"As for my hitting, I have been swinging the bat well. It has been a difficult adjustment hitting near the bottom of the lineup (moved down from second), but I have done it and not complained. Dallas Green says that that is the best lineup and if we win the division, more power to him. But that doesn't mean I like hitting there."


"Out of bad things sometimes come good things," said Green. "I think out of Sunday's game we got some positive things done, teamwise. I think we are closer together as a ballclub right now than we have been in a long time. I don't think it's necessary to elaborate. Just say the people involved recognize what we're trying to do and have said publicly that that's what they want to do – win. Hopefully that will carry through the next 30 days.


"The Pope's talk was very constructive, when he meets with the team it's always constructive. He reaffirmed his beliefs and I think it was good for them to hear his thoughts. They have been hearing them from me all year. It was his honest feelings about the ballclub and what we're doing that he talked about. He believes that we're a good ballclub and that we're on the right track to winning.


"He asked them to put away their own individual problems and get down to playing.
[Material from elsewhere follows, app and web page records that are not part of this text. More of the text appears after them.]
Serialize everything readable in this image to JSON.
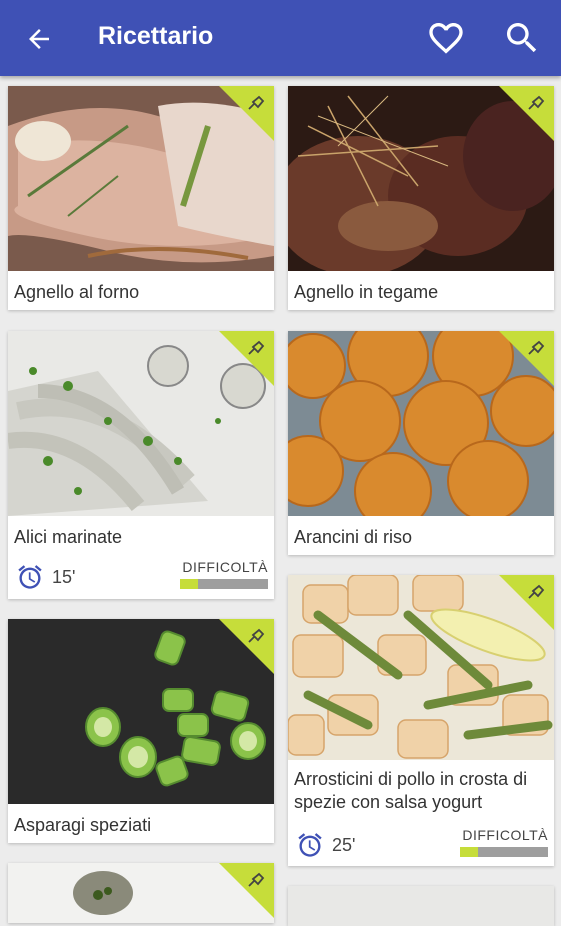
{
  "app_bar": {
    "title": "Ricettario",
    "back_icon": "arrow-back-icon",
    "favorite_icon": "heart-outline-icon",
    "search_icon": "search-icon",
    "color": "#3f51b5"
  },
  "accent_color": "#c6dd3a",
  "recipes": [
    {
      "name": "Agnello al forno"
    },
    {
      "name": "Agnello in tegame"
    },
    {
      "name": "Alici marinate",
      "time": "15'",
      "difficulty_label": "DIFFICOLTÀ",
      "difficulty_level": 0.2
    },
    {
      "name": "Arancini di riso"
    },
    {
      "name": "Asparagi speziati"
    },
    {
      "name": "Arrosticini di pollo in crosta di spezie con salsa yogurt",
      "time": "25'",
      "difficulty_label": "DIFFICOLTÀ",
      "difficulty_level": 0.2
    }
  ]
}
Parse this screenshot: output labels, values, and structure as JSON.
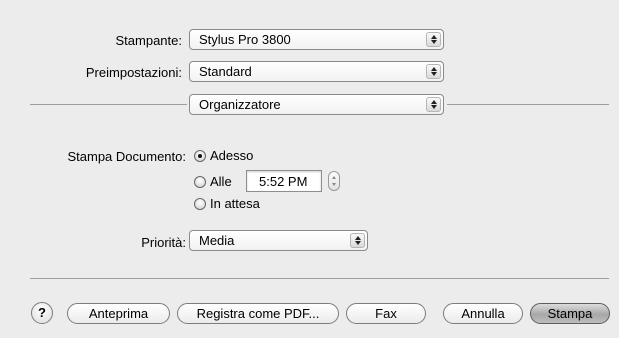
{
  "printer": {
    "label": "Stampante:",
    "value": "Stylus Pro 3800"
  },
  "presets": {
    "label": "Preimpostazioni:",
    "value": "Standard"
  },
  "panel": {
    "value": "Organizzatore"
  },
  "schedule": {
    "label": "Stampa Documento:",
    "options": [
      {
        "label": "Adesso",
        "selected": true
      },
      {
        "label": "Alle",
        "selected": false
      },
      {
        "label": "In attesa",
        "selected": false
      }
    ],
    "time": "5:52 PM"
  },
  "priority": {
    "label": "Priorità:",
    "value": "Media"
  },
  "buttons": {
    "help": "?",
    "preview": "Anteprima",
    "save_pdf": "Registra come PDF...",
    "fax": "Fax",
    "cancel": "Annulla",
    "print": "Stampa"
  },
  "icons": {
    "popup_arrows": "up-down-arrows-icon",
    "stepper": "stepper-arrows-icon",
    "help": "question-mark-icon"
  }
}
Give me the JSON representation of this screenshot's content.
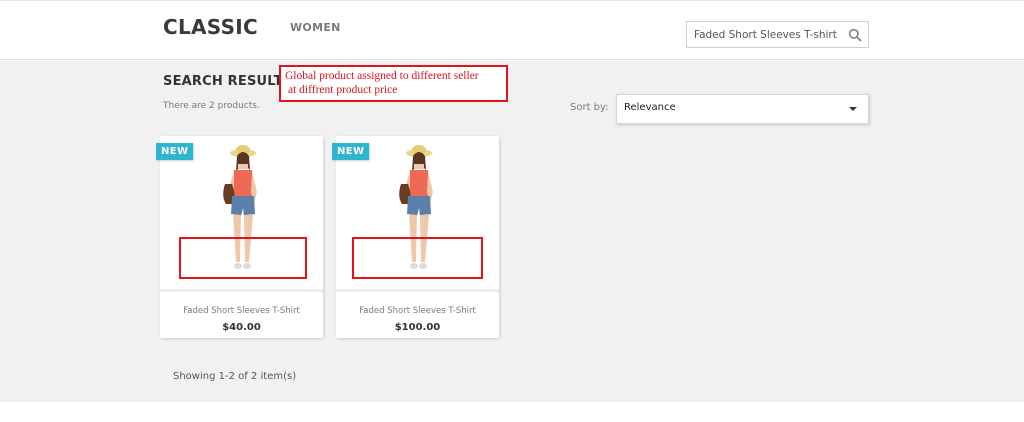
{
  "header": {
    "logo": "CLASSIC",
    "nav": {
      "women": "WOMEN"
    },
    "search": {
      "value": "Faded Short Sleeves T-shirt",
      "icon": "search-icon"
    }
  },
  "results": {
    "title": "SEARCH RESULTS",
    "count_text": "There are 2 products.",
    "annotation": {
      "line1": "Global product assigned to different seller",
      "line2": "at diffrent product price"
    },
    "sort": {
      "label": "Sort by:",
      "value": "Relevance"
    },
    "products": [
      {
        "flag": "NEW",
        "name": "Faded Short Sleeves T-Shirt",
        "price": "$40.00"
      },
      {
        "flag": "NEW",
        "name": "Faded Short Sleeves T-Shirt",
        "price": "$100.00"
      }
    ],
    "showing": "Showing 1-2 of 2 item(s)"
  },
  "colors": {
    "accent_flag": "#2fb5d2",
    "annotation_red": "#e3131b",
    "background_grey": "#f1f1f1"
  }
}
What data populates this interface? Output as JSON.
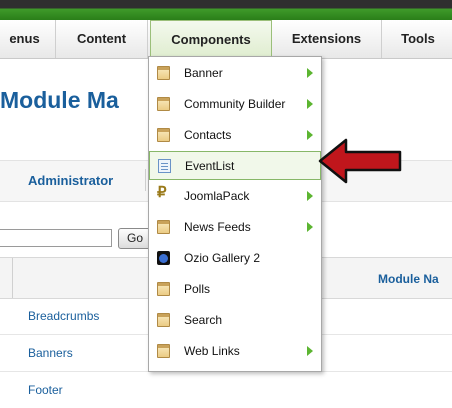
{
  "menubar": {
    "tabs": [
      {
        "label": "enus"
      },
      {
        "label": "Content"
      },
      {
        "label": "Components"
      },
      {
        "label": "Extensions"
      },
      {
        "label": "Tools"
      }
    ]
  },
  "page": {
    "title": "Module Ma",
    "sub_tab": "Administrator",
    "go_label": "Go",
    "column_header": "Module Na"
  },
  "rows": [
    "Breadcrumbs",
    "Banners",
    "Footer"
  ],
  "dropdown": {
    "items": [
      {
        "label": "Banner",
        "icon": "folder-icon",
        "submenu": true
      },
      {
        "label": "Community Builder",
        "icon": "folder-icon",
        "submenu": true
      },
      {
        "label": "Contacts",
        "icon": "folder-icon",
        "submenu": true
      },
      {
        "label": "EventList",
        "icon": "calendar-list-icon",
        "submenu": false,
        "highlighted": true
      },
      {
        "label": "JoomlaPack",
        "icon": "joomlapack-icon",
        "submenu": true
      },
      {
        "label": "News Feeds",
        "icon": "folder-icon",
        "submenu": true
      },
      {
        "label": "Ozio Gallery 2",
        "icon": "ozio-gallery-icon",
        "submenu": false
      },
      {
        "label": "Polls",
        "icon": "folder-icon",
        "submenu": false
      },
      {
        "label": "Search",
        "icon": "folder-icon",
        "submenu": false
      },
      {
        "label": "Web Links",
        "icon": "folder-icon",
        "submenu": true
      }
    ]
  },
  "colors": {
    "accent_green": "#3f9a2a",
    "link_blue": "#1a5f9c",
    "annotation_arrow": "#c0161c"
  }
}
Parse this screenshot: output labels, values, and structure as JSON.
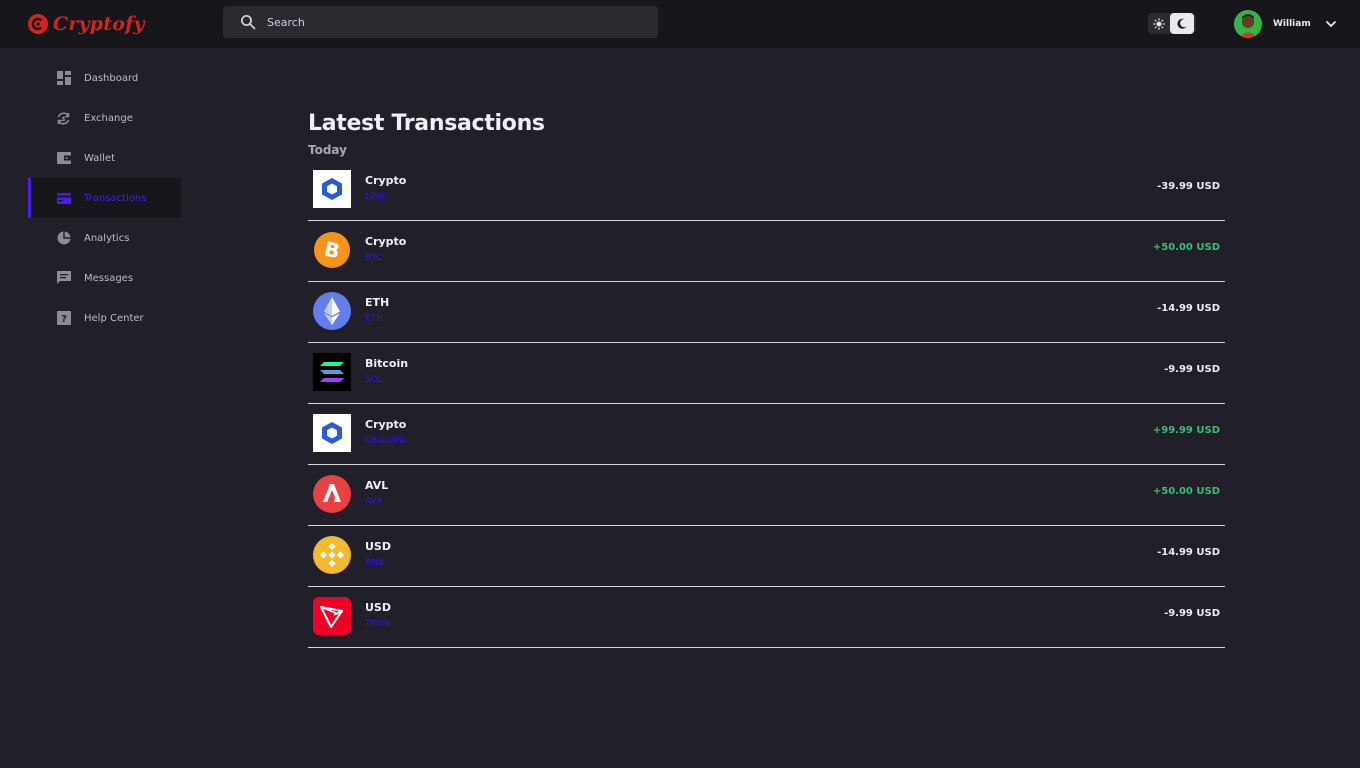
{
  "app": {
    "name": "Cryptofy"
  },
  "search": {
    "placeholder": "Search",
    "value": ""
  },
  "user": {
    "name": "William"
  },
  "sidebar": {
    "items": [
      {
        "label": "Dashboard",
        "icon": "dashboard-icon"
      },
      {
        "label": "Exchange",
        "icon": "exchange-icon"
      },
      {
        "label": "Wallet",
        "icon": "wallet-icon"
      },
      {
        "label": "Transactions",
        "icon": "card-icon",
        "active": true
      },
      {
        "label": "Analytics",
        "icon": "pie-chart-icon"
      },
      {
        "label": "Messages",
        "icon": "message-icon"
      },
      {
        "label": "Help Center",
        "icon": "help-icon"
      }
    ]
  },
  "main": {
    "title": "Latest Transactions",
    "section": "Today",
    "transactions": [
      {
        "name": "Crypto",
        "sub": "LINK",
        "amount": "-39.99 USD",
        "icon": "chainlink-icon"
      },
      {
        "name": "Crypto",
        "sub": "BTC",
        "amount": "+50.00 USD",
        "icon": "bitcoin-icon"
      },
      {
        "name": "ETH",
        "sub": "ETH",
        "amount": "-14.99 USD",
        "icon": "ethereum-icon"
      },
      {
        "name": "Bitcoin",
        "sub": "SOL",
        "amount": "-9.99 USD",
        "icon": "solana-icon"
      },
      {
        "name": "Crypto",
        "sub": "Chainlink",
        "amount": "+99.99 USD",
        "icon": "chainlink-icon"
      },
      {
        "name": "AVL",
        "sub": "AVX",
        "amount": "+50.00 USD",
        "icon": "avalanche-icon"
      },
      {
        "name": "USD",
        "sub": "BNB",
        "amount": "-14.99 USD",
        "icon": "binance-icon"
      },
      {
        "name": "USD",
        "sub": "TRON",
        "amount": "-9.99 USD",
        "icon": "tron-icon"
      }
    ]
  },
  "colors": {
    "accent": "#4b1cf0",
    "positive": "#3bbf70",
    "brand": "#d4241f",
    "background": "#211f2a",
    "topbar": "#16161b"
  }
}
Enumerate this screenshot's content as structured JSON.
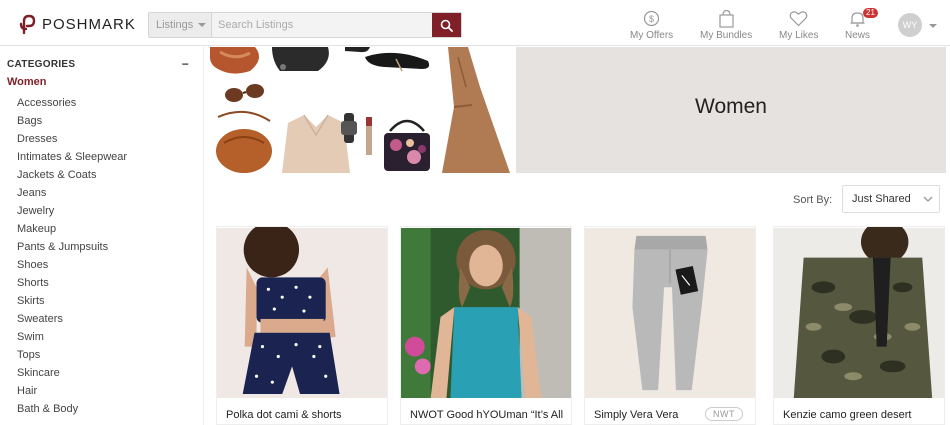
{
  "header": {
    "logo_text": "POSHMARK",
    "search": {
      "category": "Listings",
      "placeholder": "Search Listings"
    },
    "nav": [
      {
        "label": "My Offers",
        "icon": "dollar-circle-icon"
      },
      {
        "label": "My Bundles",
        "icon": "shopping-bag-icon"
      },
      {
        "label": "My Likes",
        "icon": "heart-icon"
      },
      {
        "label": "News",
        "icon": "bell-icon",
        "badge": "21"
      }
    ],
    "avatar_initials": "WY",
    "accent_color": "#7f1f27"
  },
  "sidebar": {
    "heading": "CATEGORIES",
    "collapse_symbol": "−",
    "active": "Women",
    "items": [
      "Accessories",
      "Bags",
      "Dresses",
      "Intimates & Sleepwear",
      "Jackets & Coats",
      "Jeans",
      "Jewelry",
      "Makeup",
      "Pants & Jumpsuits",
      "Shoes",
      "Shorts",
      "Skirts",
      "Sweaters",
      "Swim",
      "Tops",
      "Skincare",
      "Hair",
      "Bath & Body"
    ]
  },
  "banner": {
    "title": "Women"
  },
  "sort": {
    "label": "Sort By:",
    "value": "Just Shared"
  },
  "listings": [
    {
      "title": "Polka dot cami & shorts"
    },
    {
      "title": "NWOT Good hYOUman “It’s All"
    },
    {
      "title": "Simply Vera Vera",
      "tag": "NWT"
    },
    {
      "title": "Kenzie camo green desert"
    }
  ]
}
"I went in to talk to Dallas today," said Maddox, who did not start yesterday's game, but who came in as a late-inning defensive replacement for Lonnie Smith. "I apologized to him and offered to apologize to the team, but he said that wasn't necessary.


"There's no reason I didn't make those plays on Sunday. Normally, I do not need sunglasses. In both instances, the ball went into the sun and never came out. Usually, I do not look directly into the sun, I look to the side of it when the ball is up that high and wait for it to come out to the side of the sun. This time, the ball never came out. The only difference the sun glasses would have made would have kept me from being blinded if I had looked directly into the sun. I didn't do that. But I have no excuses, I should have caught both balls."


Rose said few general managers could hold a team meeting and be as effective as Owens was.


"He brought most of these players into the game," said Pete. "He is a former player and a former manager. They respect him. He's not a guy out of Yale or Harvard who has not been there (in uniform). He's more like a player. He's more like a father to this team than a general manager.


"He takes a beating and a victory more serious than some of them. He hates to see us play poorly, I mean non-aggressive, lackadaisical baseball. He talks ballplayers' language. We just haven't been playing very well the last couple of days and he wasn't about to let us stay in the same pattern."


The Phils, who collected 13 hits, snapped a 4-4 tie in the eighth, scoring two runs at the expense of loser Greg Minton.


With one down, Bowa beat out a single behind second base. He advanced to second on a wild pitch and scored on Bob Boone's single to center. Boone, who had taken second on the throw, tried to score from second on Carlton's single to deep shortstop, a bouncer Johnnie LeMaster momentarily bobbled. Boone, however, was cut down at the plate, but Greg Gross hit a shot off second baseman Rennie Stennett's glove that allowed Carlton, who had moved to second on a wild pitch, to score the second run of the inning.


The Giants' biggest inning came in the seventh when they wiped out a 4-2 Philadelphia lead. Pinch-hitter Joe Strain singled, went to second when Bill North walked, and both runners moved up on Joe Pettinl's two-strike sacrifice. Strain scored on Jim Wohlford's sacrifice fly and North came home on Mike Ivie's single.


After that, Carlton, who recorded his 21st victory, allowed the Giants just one hit.


"Steve has pitched better," said Green, "but he turned in a good, professional effort. He was having trouble with some of his pitches, but came up with a big one when he needed it."